Arriving in the town of Kirkwall was an experience. It’s all so familial that even the car rental picks you up from the airport. We wanted to go with a local company and Jonathan from Ticketyboo said it’s no bother. I love how it’s all so relaxed, exactly what you want for a vacation.
Leaving the car parked near the apartment we explored Kirkwall on foot because everything is just around the corner. We started with the magnificent St. Magnus Cathedral, which turned out to be a blessing. The church has really short opening time and we never saw it from the inside again on this trip.
The church is imposing and dominates the ‘skyline’ of Kirkwall. It’s also the northernmost cathedral in the UK and from the 12th century. Most interesting fact is though, that it is not owned by the Church but by the citizens of Kirkwall given to them by James III in 1468. The cathedral has also a dungeon, which we didn’t see though. I don’t think it was mentioned anywhere besides Wikipedia. The Romanesque structure has also Gothic features due to extensions and changes in the 14th century.

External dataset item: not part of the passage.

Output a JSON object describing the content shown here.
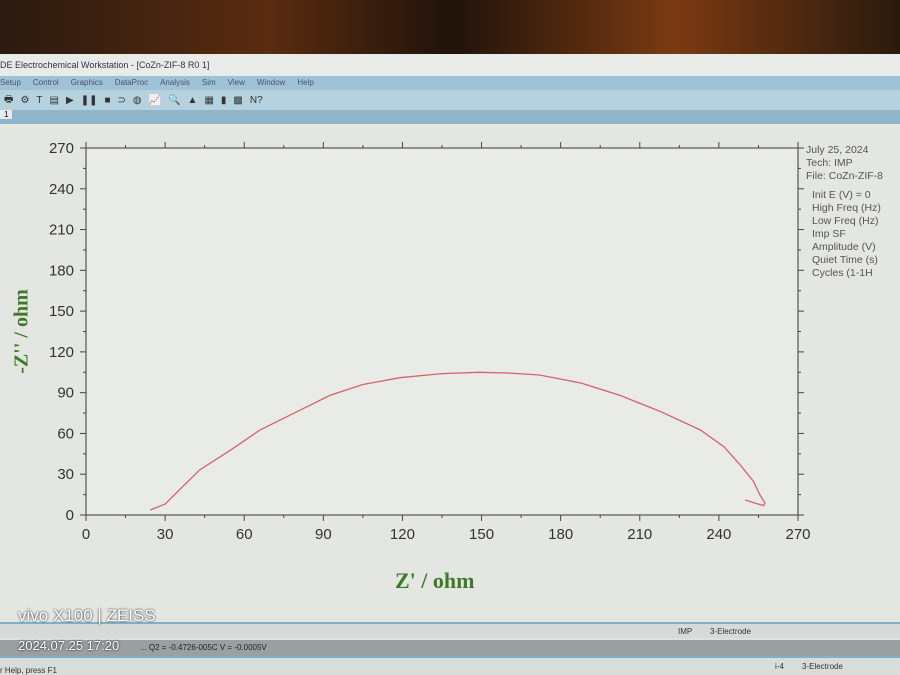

In the picture below you can see the influence of the Gothic. The carved stones on both sides covered burials underneath the floor. In the 1840’s the remains were buried outside and the stones erected along the wall. Check out the ‘Memento Mori’ symbol which we found repeatedly in the cathedral.
Also impressive was this wooden death board or ‘Mort Brod’ from the early 17th century. It’s thought to be the oldest in Scotland.
I couldn’t decide which of the following pieces I liked best. The first was a burial stone with a deer and a ‘Momento Mori’ which looks more like an alien symbol. The second was a small wooden Viking statue with a winged helmet, so much like Asterix. Which one do you prefer?
The Orkney Museum, right across the street from the cathedral, detailed the history of the islands. And there is a lot of history on Orkney since the first settlements are from the Neolithic time, about 5.000 years ago. A bit younger is the Peedie Pict which shows a Pictish figure (Picts in Scotland from about 300-700 AD) carved on an ox bone.
Also across from the cathedral, just at the other corner, was the Earl’s Palace. It was built at the beginning of the 17th century by the Earl of Orkney and incorporated the Bishop’s Palace. The Palace brought the new owner no luck though, before it was even finished he was thoroughly in debt, had to hand the palace back to the bishop, and ultimately, after spending time in prison, got beheaded. Earl Patrick, who enjoyed luxury he couldn’t afford, had also a reputation of violence and cruelty. He probably deserved what he got. The palace, or rather what’s left of it, is openly accessible to the public. While we walked around a couple of boys climbed up the walls to look for their ball. Nobody cares what’s happening on the backside of a palace. Yours, Pollybert